[Prompt]:
Count up the lines in the following listing that hold the word "icon", then give only that count.
# # # # #
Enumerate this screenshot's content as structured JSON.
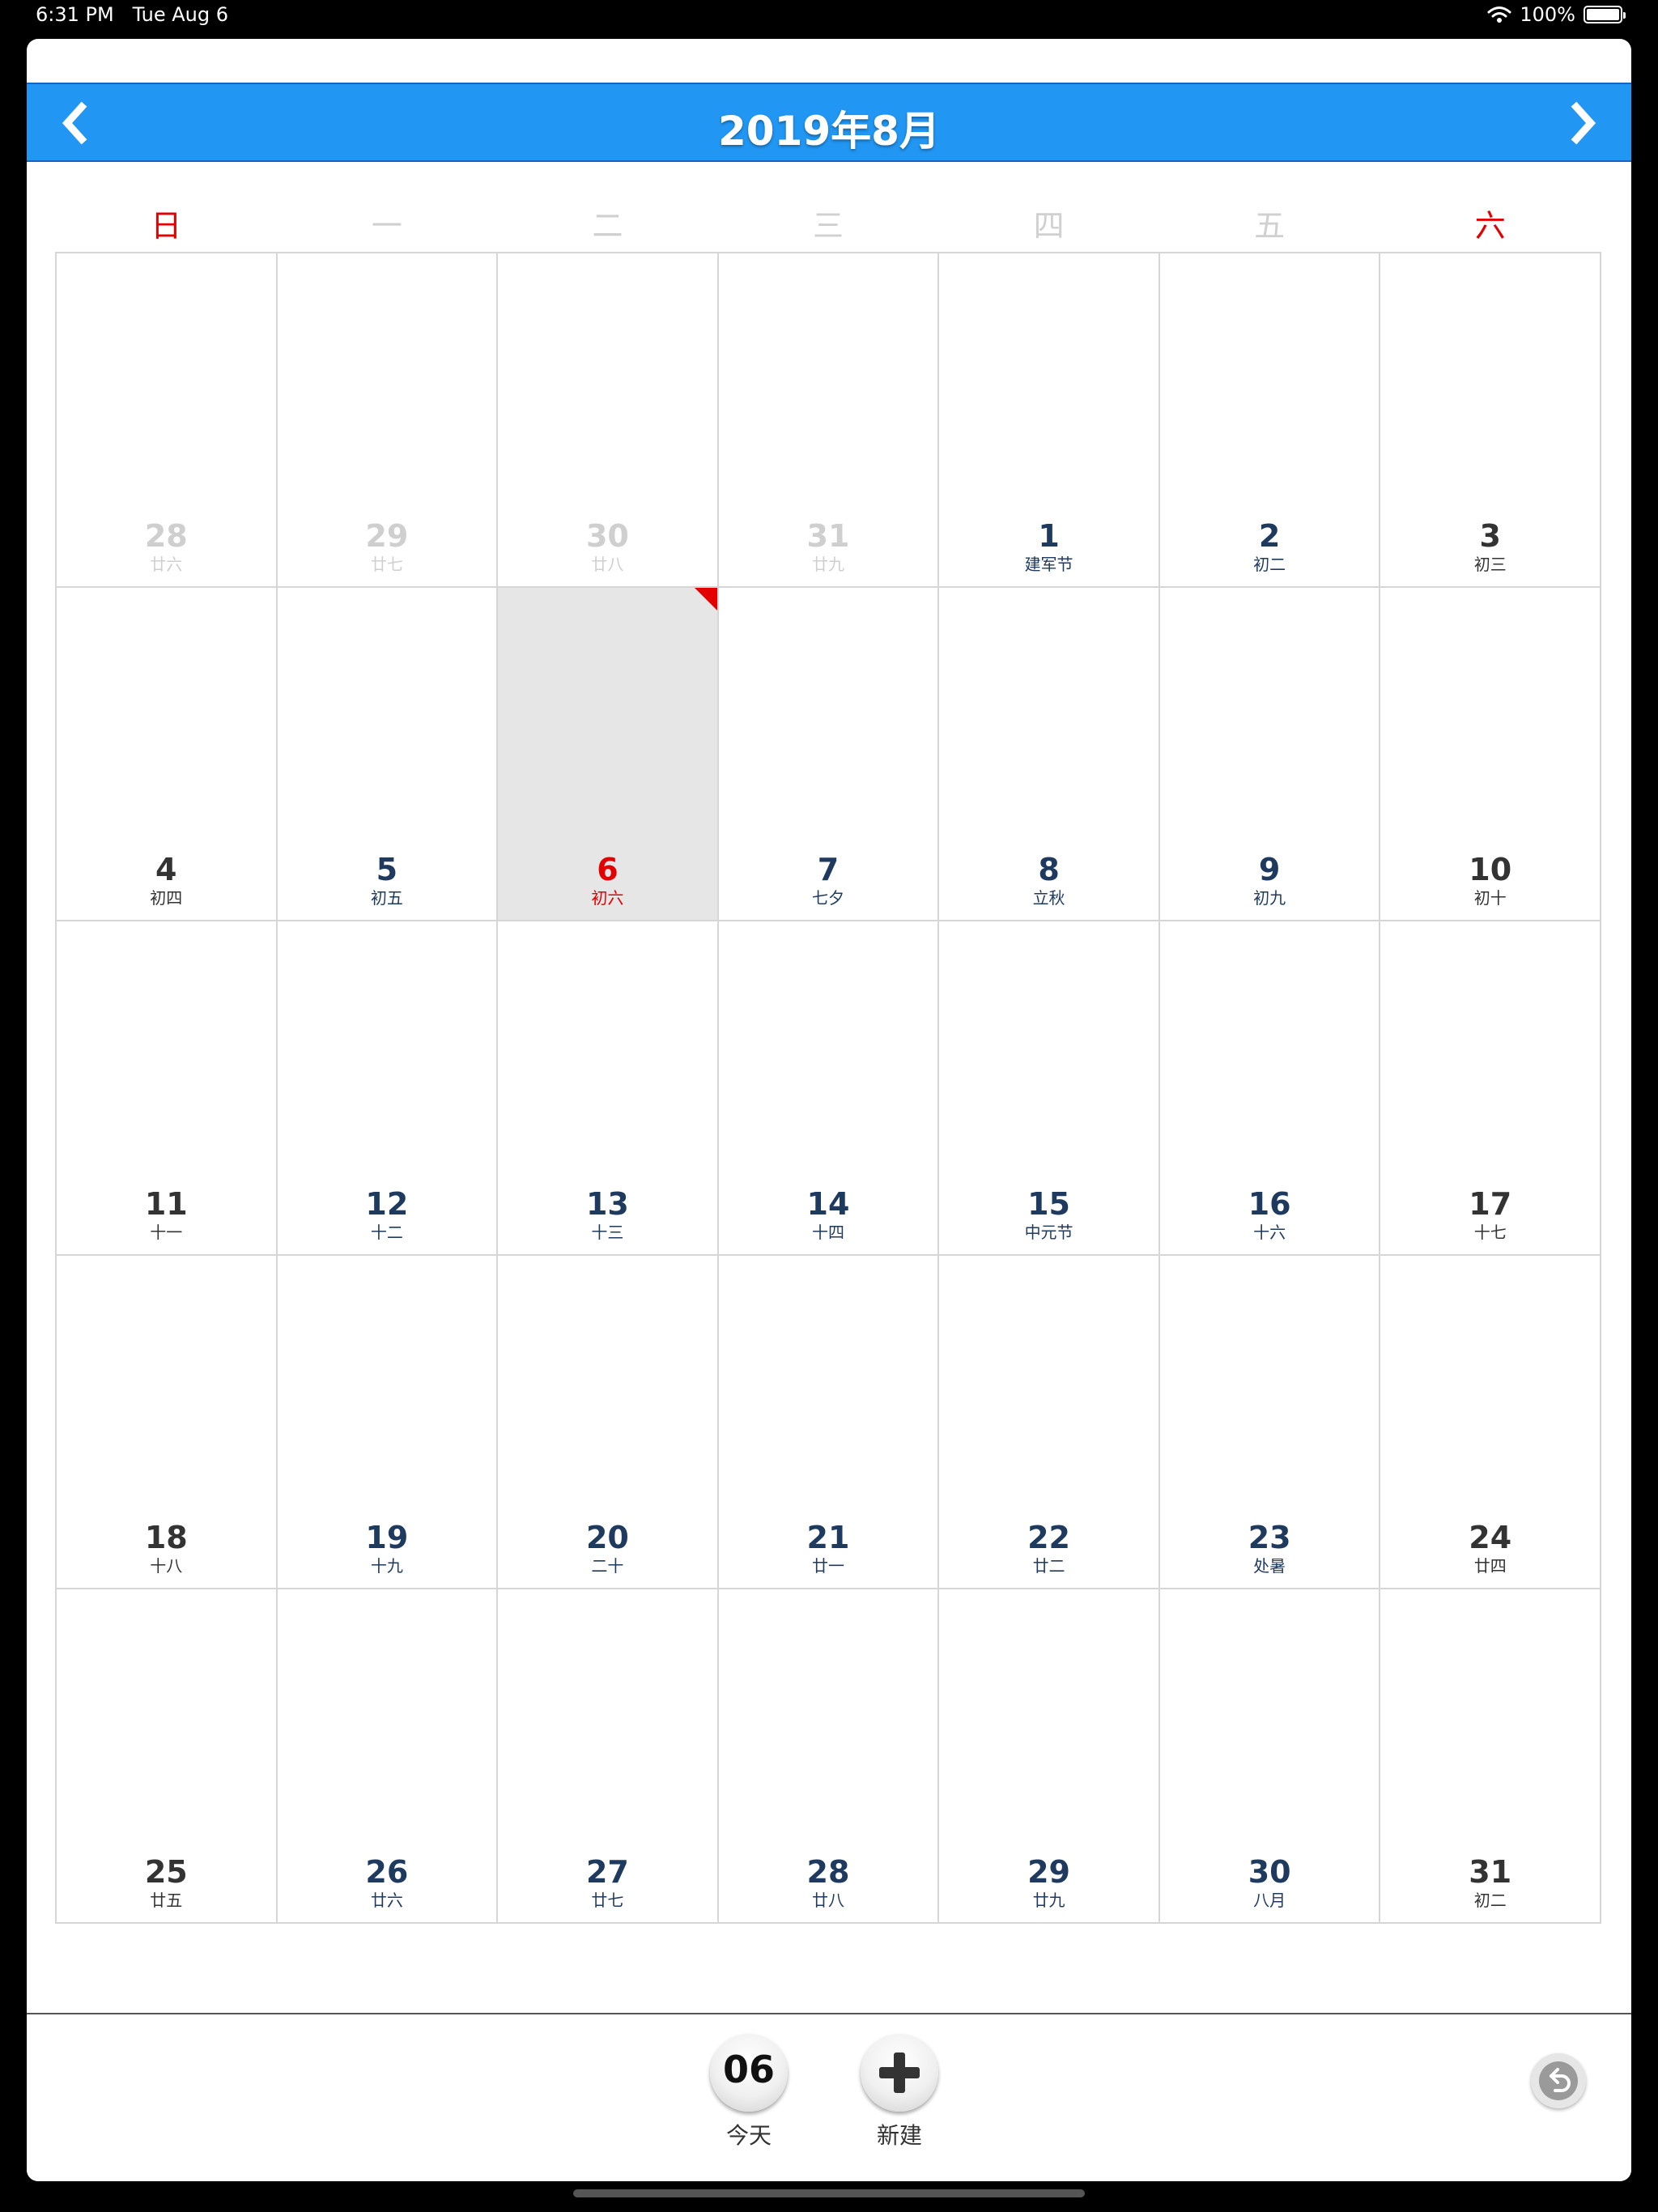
{
  "status_bar": {
    "time": "6:31 PM",
    "date": "Tue Aug 6",
    "battery": "100%",
    "battery_level": 1.0
  },
  "header": {
    "title": "2019年8月",
    "prev_icon": "chevron-left-icon",
    "next_icon": "chevron-right-icon"
  },
  "weekdays": [
    {
      "label": "日",
      "weekend": true
    },
    {
      "label": "一",
      "weekend": false
    },
    {
      "label": "二",
      "weekend": false
    },
    {
      "label": "三",
      "weekend": false
    },
    {
      "label": "四",
      "weekend": false
    },
    {
      "label": "五",
      "weekend": false
    },
    {
      "label": "六",
      "weekend": true
    }
  ],
  "weeks": [
    [
      {
        "day": "28",
        "lunar": "廿六",
        "other": true
      },
      {
        "day": "29",
        "lunar": "廿七",
        "other": true
      },
      {
        "day": "30",
        "lunar": "廿八",
        "other": true
      },
      {
        "day": "31",
        "lunar": "廿九",
        "other": true
      },
      {
        "day": "1",
        "lunar": "建军节"
      },
      {
        "day": "2",
        "lunar": "初二"
      },
      {
        "day": "3",
        "lunar": "初三"
      }
    ],
    [
      {
        "day": "4",
        "lunar": "初四"
      },
      {
        "day": "5",
        "lunar": "初五"
      },
      {
        "day": "6",
        "lunar": "初六",
        "today": true
      },
      {
        "day": "7",
        "lunar": "七夕"
      },
      {
        "day": "8",
        "lunar": "立秋"
      },
      {
        "day": "9",
        "lunar": "初九"
      },
      {
        "day": "10",
        "lunar": "初十"
      }
    ],
    [
      {
        "day": "11",
        "lunar": "十一"
      },
      {
        "day": "12",
        "lunar": "十二"
      },
      {
        "day": "13",
        "lunar": "十三"
      },
      {
        "day": "14",
        "lunar": "十四"
      },
      {
        "day": "15",
        "lunar": "中元节"
      },
      {
        "day": "16",
        "lunar": "十六"
      },
      {
        "day": "17",
        "lunar": "十七"
      }
    ],
    [
      {
        "day": "18",
        "lunar": "十八"
      },
      {
        "day": "19",
        "lunar": "十九"
      },
      {
        "day": "20",
        "lunar": "二十"
      },
      {
        "day": "21",
        "lunar": "廿一"
      },
      {
        "day": "22",
        "lunar": "廿二"
      },
      {
        "day": "23",
        "lunar": "处暑"
      },
      {
        "day": "24",
        "lunar": "廿四"
      }
    ],
    [
      {
        "day": "25",
        "lunar": "廿五"
      },
      {
        "day": "26",
        "lunar": "廿六"
      },
      {
        "day": "27",
        "lunar": "廿七"
      },
      {
        "day": "28",
        "lunar": "廿八"
      },
      {
        "day": "29",
        "lunar": "廿九"
      },
      {
        "day": "30",
        "lunar": "八月"
      },
      {
        "day": "31",
        "lunar": "初二"
      }
    ]
  ],
  "toolbar": {
    "today_number": "06",
    "today_label": "今天",
    "new_label": "新建",
    "new_icon": "plus-icon",
    "undo_icon": "undo-icon"
  },
  "colors": {
    "header": "#2196f3",
    "weekend_text": "#e30000",
    "day_text": "#1f3a5f",
    "other_month": "#cfcfcf",
    "today_bg": "#e6e6e6"
  }
}
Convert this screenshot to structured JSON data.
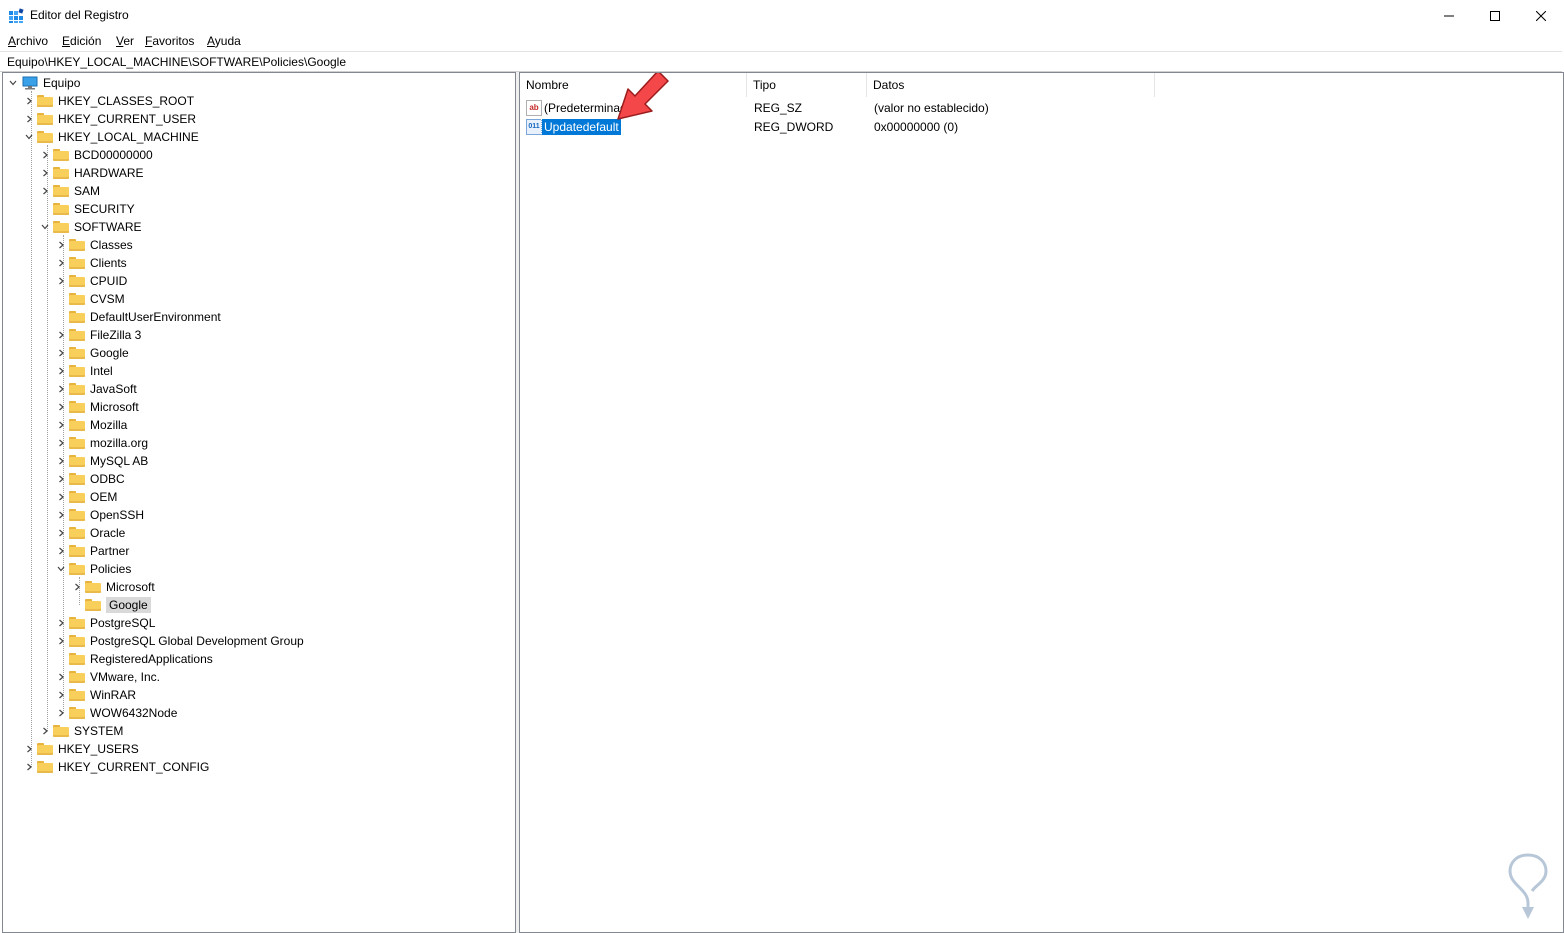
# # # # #
[Response to this task]:
4